Lambda the Ultimate

inactiveTopic Natural Language Programming
started 4/6/2001; 7:28:30 AM - last post 4/11/2001; 12:44:34 AM
andrew cooke - Natural Language Programming  blueArrow
4/6/2001; 7:28:30 AM (reads: 2354, responses: 4)
Natural Language Programming
[...]a piece of software that allows you to write a program by keying in what you want it to do in everyday language.

It's Friday... :-)
Posted to fun by andrew cooke on 4/6/01; 7:28:47 AM

andrew cooke - Re: Natural Language Programming  blueArrow
4/6/2001; 9:52:20 AM (reads: 1446, responses: 0)
I remember listening to the radio - would have been in high-school at the time - and being amazed at this. Thanks to the Reg.

samx - Re: Natural Language Programming  blueArrow
4/7/2001; 3:14:55 AM (reads: 1436, responses: 0) for the company...

Ehud Lamm - Re: Natural Language Programming  blueArrow
4/10/2001; 5:05:24 AM (reads: 1414, responses: 0)
There was I time I was deeply interested in this sort of things. Using NLP is very common for the design of query languages, and at one time I was involved in this sort of thing. I tried to define an natural language version of our query and reporting language, but no one agreed to have it implemented...

These days I have a pretty low opinion of natrual languauge programming. My main problem isn't ambiguities (see the original link) - it is expressiveness. It is simply very inconvinient to describe algorithms in natural language.

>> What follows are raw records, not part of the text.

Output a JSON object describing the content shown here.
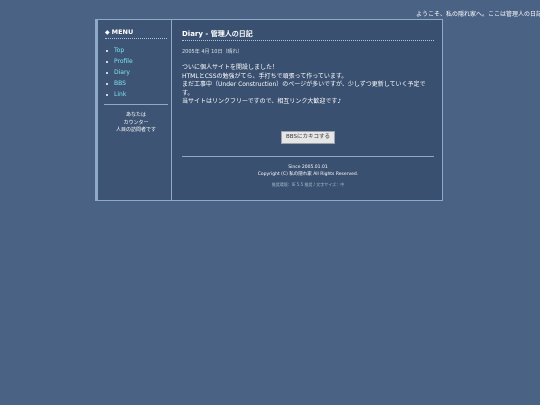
{
  "marquee": {
    "text": "ようこそ、私の隠れ家へ。ここは管理人の日記"
  },
  "sidebar": {
    "menu_title": "MENU",
    "items": [
      {
        "label": "Top"
      },
      {
        "label": "Profile"
      },
      {
        "label": "Diary"
      },
      {
        "label": "BBS"
      },
      {
        "label": "Link"
      }
    ],
    "counter": {
      "line1": "あなたは",
      "image_alt": "カウンター",
      "line2": "人目の訪問者です"
    }
  },
  "main": {
    "title": "Diary - 管理人の日記",
    "date": "2005年 4月 10日（晴れ）",
    "lines": [
      "ついに個人サイトを開設しました！",
      "HTMLとCSSの勉強がてら、手打ちで頑張って作っています。",
      "まだ工事中（Under Construction）のページが多いですが、少しずつ更新していく予定です。",
      "当サイトはリンクフリーですので、相互リンク大歓迎です♪"
    ],
    "bbs_button_label": "BBSにカキコする"
  },
  "footer": {
    "since": "Since 2005.01.01",
    "copyright": "Copyright (C) 私の隠れ家 All Rights Reserved.",
    "recommended": "推奨環境：IE 5.5 推奨 / 文字サイズ：中"
  },
  "colors": {
    "background": "#4a6284",
    "panel": "#3a5070",
    "sidebar": "#3d5474",
    "link": "#7fe3f0",
    "border": "#8fa9c8"
  }
}
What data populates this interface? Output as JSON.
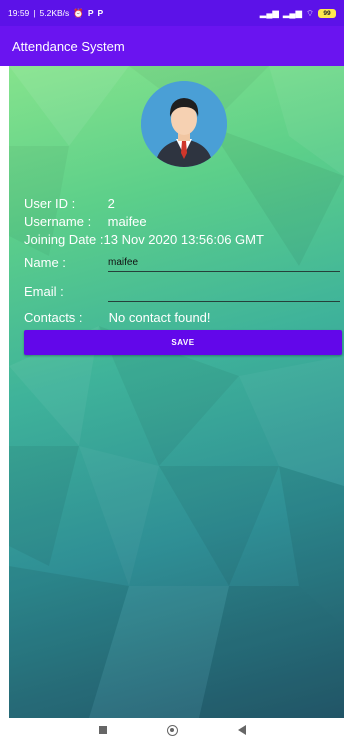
{
  "statusbar": {
    "time": "19:59",
    "speed": "5.2KB/s",
    "app_icons": [
      "alarm-icon",
      "p-icon",
      "p-icon"
    ],
    "signal_icons": [
      "signal-icon",
      "signal-icon",
      "wifi-icon"
    ],
    "battery": "99"
  },
  "appbar": {
    "title": "Attendance System"
  },
  "profile": {
    "user_id_label": "User ID :",
    "user_id_value": "2",
    "username_label": "Username :",
    "username_value": "maifee",
    "joining_label": "Joining Date :",
    "joining_value": "13 Nov 2020 13:56:06 GMT",
    "name_label": "Name :",
    "name_value": "maifee",
    "email_label": "Email :",
    "email_value": "",
    "contacts_label": "Contacts :",
    "contacts_value": "No contact found!"
  },
  "buttons": {
    "save": "SAVE"
  },
  "colors": {
    "statusbar": "#5c12e8",
    "appbar": "#6a14f0",
    "button": "#6207ea"
  }
}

You can give a high level description, which may be useful, but when you want to be exact start having longer and longer sentences, which are quite a pain to read.

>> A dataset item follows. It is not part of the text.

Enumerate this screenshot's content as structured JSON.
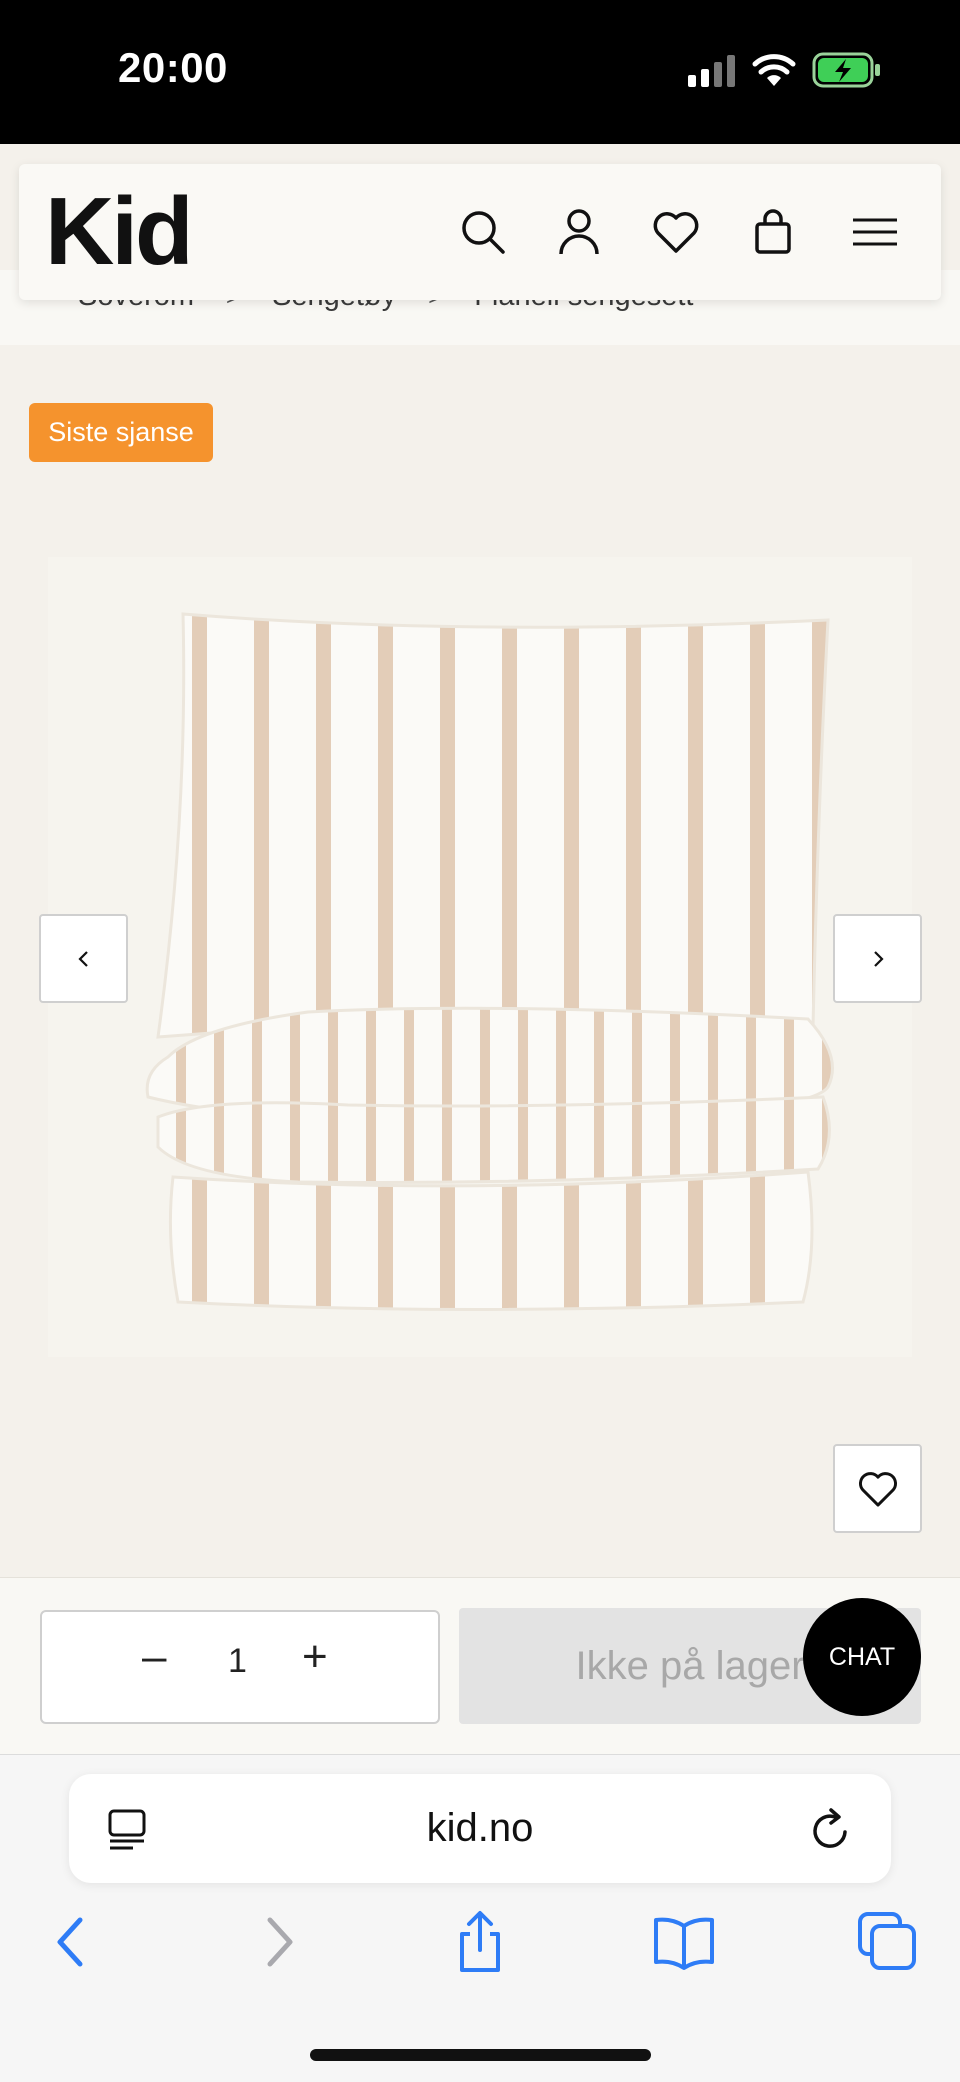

What the programming language community tries to do is to find better ways to express algorithms. It shouldn't be surprising that natrual languages aren't the best tool for the job: math notation is also much easier than describing equations etc. in English.

Chris Rathman - Re: Natural Language Programming  blueArrow
4/11/2001; 12:44:34 AM (reads: 1423, responses: 0)
My main problem isn't ambiguities (see the original link) - it is expressiveness.
In my mind, the best language for such is a goal language - like Prolog. That way, the language doesn't have to be exact, unless more than one result achieves the goal.

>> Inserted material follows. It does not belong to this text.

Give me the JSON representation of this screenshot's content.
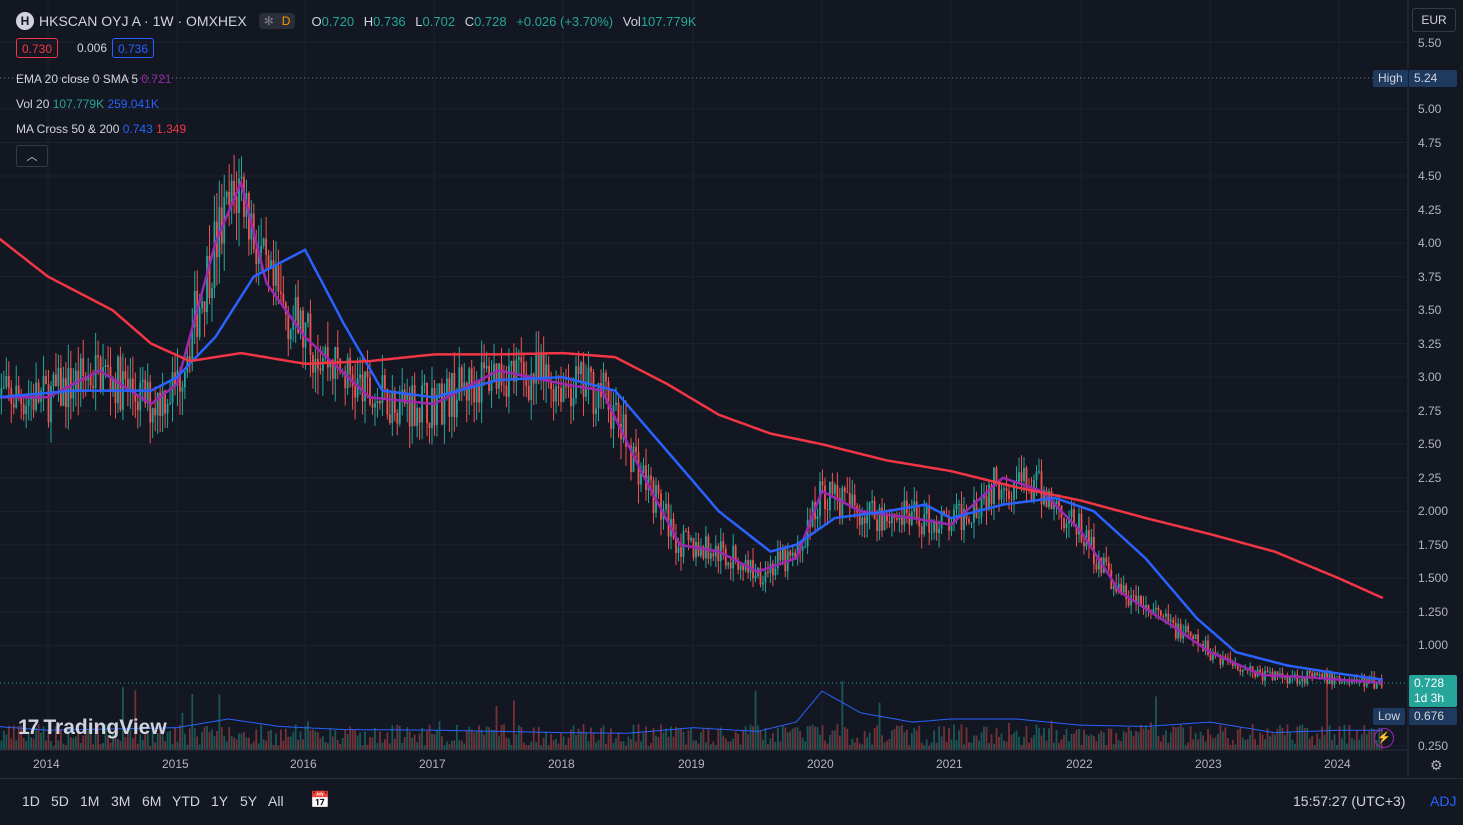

On other words, natural language is inherently deficient in deriving algorithms, but it might be better in determing rules. Those rules may not result in the achievement of the desired result, but they do narrow the population of possible results.

In the end, we have to determine whether an absolute result is determinable. Having worked with enuf non-techie people, I can fully appreciate their lack of understanding of computer algorithmic logic versus common sense.

Still, there are cases where reason fails (algorothims are not complete) and the program should represent some reasonable reduction of the possible truth values. Im that instance, there may ba multiple solutions, some of which may (or may not) be valid.